© 2014

Cameron’s Conservatives and the Internet: Change, Culture and Cyber Toryism


Table of contents

  1. Front Matter
    Pages i-xii
  2. Anthony Ridge-Newman
    Pages 1-18
  3. Anthony Ridge-Newman
    Pages 19-35
  4. Anthony Ridge-Newman
    Pages 36-47
  5. Anthony Ridge-Newman
    Pages 48-65
  6. Anthony Ridge-Newman
    Pages 66-75
  7. Anthony Ridge-Newman
    Pages 76-93
  8. Anthony Ridge-Newman
    Pages 94-110
  9. Anthony Ridge-Newman
    Pages 111-123
  10. Back Matter
    Pages 124-146

About this book


The internet is changing the way we interact and communicate. But how is it impacting on more historically traditional institutions like the British Conservative Party? This book examines the role of specific internet technologies like ConservativeHome, Facebook, Twitter and WebCameron in the organizational culture of the Tory Party 2005-14.


blog Institution Internet online

Authors and affiliations

  1. 1.Department of History, Royal HollowayUniversity of LondonUK

About the authors

Anthony Ridge-Newman has diverse expertise in academia, communications, politics and media. He conducted the ESRC funded research on which this book is based at the University of London, 2008-11. During that time, he was a councillor for Virginia Water and a parliamentary candidate for Ynys Môn |Anglesey. This first-hand experience was embraced in the book using ethnographic methods.

Bibliographic information


"Benefitting from being written from both an academic and an insider perspective, this book effectively outlines the challenges that new technology and social media pose to the organizational and campaign hierarchy that has traditionally characterized the Conservative Party even if it is individual entrepreneurs and not just the grassroots who have been empowered by what's going on. Ridge-Newman shows, however, that the advent of digital democracy doesn't only pose risks for parties; it also offers rewards especially if they recognise, as he clearly does, that online and offline activism can complement each other in ways that might provide a much-needed fillip to political participation among old and young alike". - Tim Bale, Professor of Politics, Queen Mary University of London, UK

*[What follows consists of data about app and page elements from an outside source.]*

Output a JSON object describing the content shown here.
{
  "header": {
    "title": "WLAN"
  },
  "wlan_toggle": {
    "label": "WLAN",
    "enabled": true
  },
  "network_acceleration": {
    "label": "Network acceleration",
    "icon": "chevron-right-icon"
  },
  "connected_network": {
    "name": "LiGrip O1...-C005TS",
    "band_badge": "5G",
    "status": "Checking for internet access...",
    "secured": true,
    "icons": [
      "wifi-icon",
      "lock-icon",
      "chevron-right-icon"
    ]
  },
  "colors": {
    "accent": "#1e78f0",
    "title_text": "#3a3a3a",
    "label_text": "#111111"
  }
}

"Anthony Ridge-Newman's well-researched book is prime reading for anyone interested in the changing nature of the Conservative Party since the expansion of the internet in British politics. This comprehensive analysis of the role of new media in Conservative organization is balanced, thought provoking and an extremely compelling read". - Michael Fabricant, Member of Parliament for Lichfield, UK

"Anthony Ridge-Newman provides an innovative analysis of the Conservative Party's engagement with the Internet and social media under David Cameron. Drawing on ethnographic methods of participant observation during a hard-fought election campaign, his book is unique, breaking new ground in the study of the role new technologies are playing in the on- and off-line lives of political activists in contemporary Britain". - Alexander Smith, Assistant Professor of Sociology, University of Warwick, UK

"Anthony Ridge-Newman's book offers the first in-depth investigation of the role of the internet and digital technologies in the Conservative Party under David Cameron, which is enriched by a detailed account of the author's own candidacy at the 2010 General Election. In this book, Ridge-Newman demonstrates not just the enormous transformative power of the internet to communicate political messages, but also explores the challenges that new forms of digital technology pose to traditional structures of power and authority within all political parties. This fascinating book will be essential reading for political researchers and practitioners alike". - Dr Alex Windscheffel, Royal Holloway University of London, UK

'The book is worthy of repeated reads, as Newman manages to not only deliver a wide range of information in a very accessible way, but allow for space for us to consider the deeper questions about the ways social media affects our social and political motivations.' - Jackson Cooper, The Carolinian